The present invention is embodied in a wrench rack wherein arm structures include means biasing the wrenches into contact with an adjacent arm structure to ensure wrench retention. The rack includes a base having oppositely disposed rows of arm structures with a pair of corresponding arm structures serving to grip a wrench thereon to prevent accidental dislodgement. The arm structures include yieldable members which flex to accommodate an inserted wrench handle. A barrier additionally serves to inhibit undesired wrench movement yet readily permits wrench separation when grasped by the user's fingertips. An open area in the arm structure permits flexure of a portion of same without reliance on additional components.
Important objectives of the present rack include the provision of a wrench rack lending itself to high volume production methods yet providing for wrench retention against all but intended forces to provide an orderly set of wrenches wherever the rack is located, e.g., tool box, wall surface, automobile trunk, etc.; the provision of a wrench rack wherein rows of arm structures are provided with yieldable components which flex under wrench imparted forces during wrench installation and removal and which components are homogeneous with the remainder of the rack.
In the drawings:
FIG. 1 is an elevational view of the present wrench rack on a wall surface;
FIG. 2 is a vertical sectional view of a wrench rack arm structure taken along line 2--2 of FIG. 1; and
FIG. 3 is a view similar to FIG. 2 but showing a modified arm structure.
With continuing attention to the drawings wherein applied reference numerals indicate parts similarly hereinafter identified, the reference numeral 1 indicates a wall surface on which the present rack may be supported. The rack is equally usable otherwise attached or free standing.
A rack arm structure is indicated generally at 2 while a rack base is at 3 which forms a web interconnecting rows of arm structures 2 for reception of a wrench handle W. With attention to an arm structure 2, the same includes a main member 4 and a flexible wrench biasing member 5 having a raised protruding surface 5A for wrench handle contact. A lengthwise oriented opening at 6 along the arm structure is defined by members 4 and 5 and a bridging member joining their distal portions and permits member 5 to be a span of material of reduced cross section which may yield upon advancement of the wrench handle W into arm structure engagement. A barrier at 7 of the arm structure is located adjacent the arm outer end so as to present a hinderance to wrench removal to the extent the wrench is retained against all but intentional removal efforts. The opening 6 may be of the closed type per FIG. 2 or the open type per FIG. 3 wherein the opening is indicated at 6' with the remaining portions of the modified arm structure being identified with prime reference numerals which correspond to the first described portions indicated with base reference numerals. Wrench biasing member 4' is a reversed end segment of the arm structure. Arrows indicate the direction of displacement of wrench biasing member 5 and 5' during seating of a wrench on the rack.
A lower surface 8 of each arm structure provides a surface along which a wrench handle slides during wrench insertion and removal. In a wrench rack for a set of wrench of different sizes, the size of the arm structures may vary.
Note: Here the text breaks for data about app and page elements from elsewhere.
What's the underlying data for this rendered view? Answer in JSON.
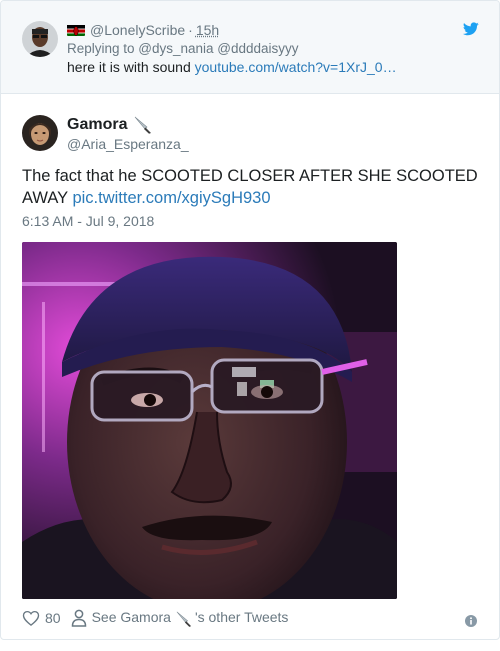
{
  "parent_tweet": {
    "handle": "@LonelyScribe",
    "separator": "·",
    "time": "15h",
    "replying_to": "Replying to @dys_nania @ddddaisyyy",
    "text": "here it is with sound ",
    "link": "youtube.com/watch?v=1XrJ_0…",
    "flag_icon": "kenya-flag-icon"
  },
  "tweet": {
    "author_name": "Gamora",
    "author_handle": "@Aria_Esperanza_",
    "text_before_link": "The fact that he SCOOTED CLOSER AFTER SHE SCOOTED AWAY ",
    "link": "pic.twitter.com/xgiySgH930",
    "timestamp": "6:13 AM - Jul 9, 2018"
  },
  "actions": {
    "likes": "80",
    "see_prefix": "See Gamora",
    "see_suffix": "'s other Tweets"
  },
  "colors": {
    "link": "#2b7bb9",
    "twitter_blue": "#1da1f2",
    "muted": "#697882",
    "text": "#1c2022"
  }
}
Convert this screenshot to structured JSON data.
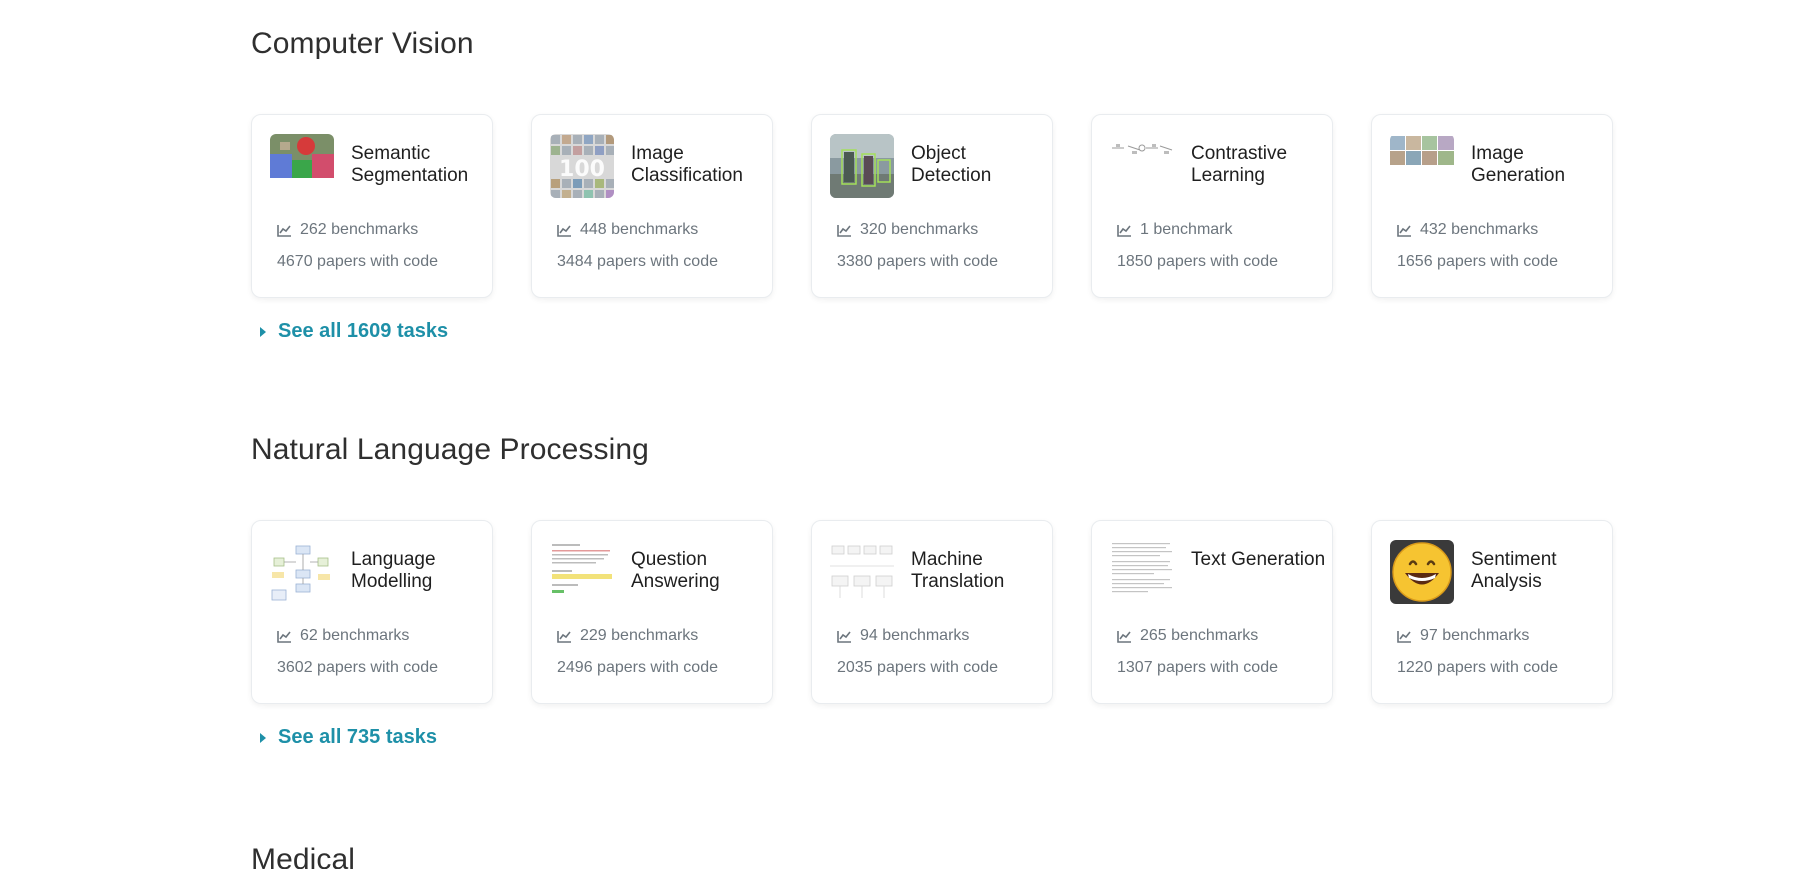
{
  "sections": [
    {
      "title": "Computer Vision",
      "see_all": "See all 1609 tasks",
      "cards": [
        {
          "name": "Semantic Segmentation",
          "benchmarks": "262 benchmarks",
          "papers": "4670 papers with code",
          "thumb": "segmentation-image"
        },
        {
          "name": "Image Classification",
          "benchmarks": "448 benchmarks",
          "papers": "3484 papers with code",
          "thumb": "image-grid-100"
        },
        {
          "name": "Object Detection",
          "benchmarks": "320 benchmarks",
          "papers": "3380 papers with code",
          "thumb": "street-scene-photo"
        },
        {
          "name": "Contrastive Learning",
          "benchmarks": "1 benchmark",
          "papers": "1850 papers with code",
          "thumb": "diagram-thumbnail"
        },
        {
          "name": "Image Generation",
          "benchmarks": "432 benchmarks",
          "papers": "1656 papers with code",
          "thumb": "generated-images-strip"
        }
      ]
    },
    {
      "title": "Natural Language Processing",
      "see_all": "See all 735 tasks",
      "cards": [
        {
          "name": "Language Modelling",
          "benchmarks": "62 benchmarks",
          "papers": "3602 papers with code",
          "thumb": "architecture-diagram"
        },
        {
          "name": "Question Answering",
          "benchmarks": "229 benchmarks",
          "papers": "2496 papers with code",
          "thumb": "qa-text-snippet"
        },
        {
          "name": "Machine Translation",
          "benchmarks": "94 benchmarks",
          "papers": "2035 papers with code",
          "thumb": "seq2seq-diagram"
        },
        {
          "name": "Text Generation",
          "benchmarks": "265 benchmarks",
          "papers": "1307 papers with code",
          "thumb": "text-document"
        },
        {
          "name": "Sentiment Analysis",
          "benchmarks": "97 benchmarks",
          "papers": "1220 papers with code",
          "thumb": "smiley-face-emoji"
        }
      ]
    },
    {
      "title": "Medical"
    }
  ],
  "colors": {
    "link": "#1e90a8",
    "muted": "#6c757d",
    "heading": "#2f2f2f"
  }
}
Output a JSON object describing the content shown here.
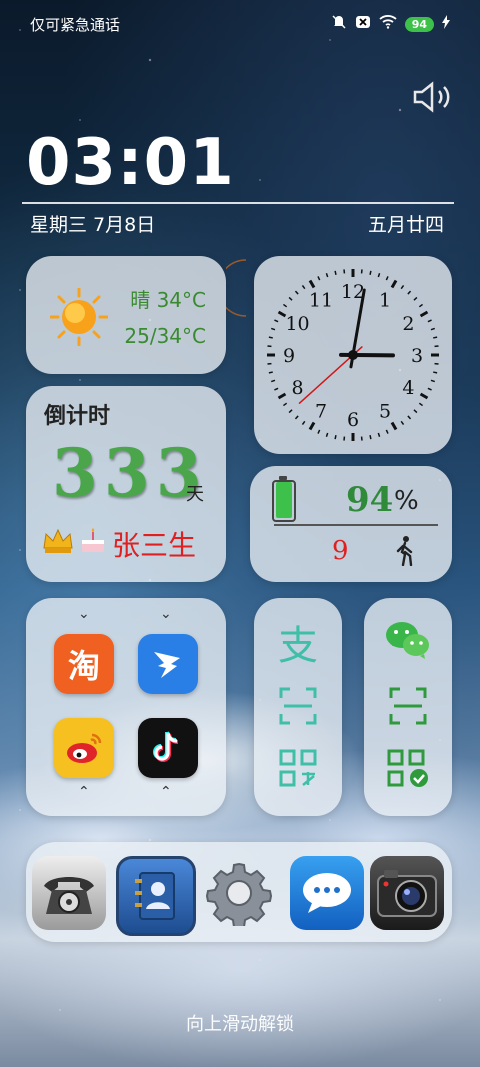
{
  "status_bar": {
    "carrier_text": "仅可紧急通话",
    "battery_level": "94"
  },
  "lockscreen": {
    "time": "03:01",
    "date": "星期三  7月8日",
    "lunar_date": "五月廿四",
    "unlock_hint": "向上滑动解锁"
  },
  "weather": {
    "condition_temp": "晴 34°C",
    "range": "25/34°C",
    "icon": "sun-icon"
  },
  "analog_clock": {
    "hour": 3,
    "minute": 1,
    "second": 38
  },
  "countdown": {
    "title": "倒计时",
    "days": "333",
    "unit": "天",
    "name": "张三生"
  },
  "battery_widget": {
    "level": "94",
    "unit": "%",
    "level_fraction": 0.94,
    "steps": "9"
  },
  "apps": [
    {
      "name": "taobao-app-icon",
      "glyph": "淘",
      "color": "#f06020"
    },
    {
      "name": "dingtalk-app-icon",
      "glyph": "",
      "color": "#2a7fe6"
    },
    {
      "name": "weibo-app-icon",
      "glyph": "",
      "color": "#f5c020"
    },
    {
      "name": "douyin-app-icon",
      "glyph": "",
      "color": "#111111"
    }
  ],
  "alipay_shortcuts": {
    "logo": "支",
    "scan_icon": "scan-icon",
    "qr_icon": "payment-code-icon"
  },
  "wechat_shortcuts": {
    "logo_icon": "wechat-icon",
    "scan_icon": "scan-icon",
    "qr_icon": "payment-code-icon"
  },
  "dock": [
    {
      "name": "phone-app-icon"
    },
    {
      "name": "contacts-app-icon"
    },
    {
      "name": "settings-app-icon"
    },
    {
      "name": "messages-app-icon"
    },
    {
      "name": "camera-app-icon"
    }
  ],
  "colors": {
    "accent_green": "#3a8a30",
    "countdown_red": "#e02020",
    "battery_green": "#3ec14a"
  }
}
While I have shown but a few embodiments of the invention, it will be apparent to those skilled in the art that the invention may be embodied still otherwise without departing from the spirit and scope of the invention.
Having thus described the invention, what is desired to be secured by a Letters Patent is: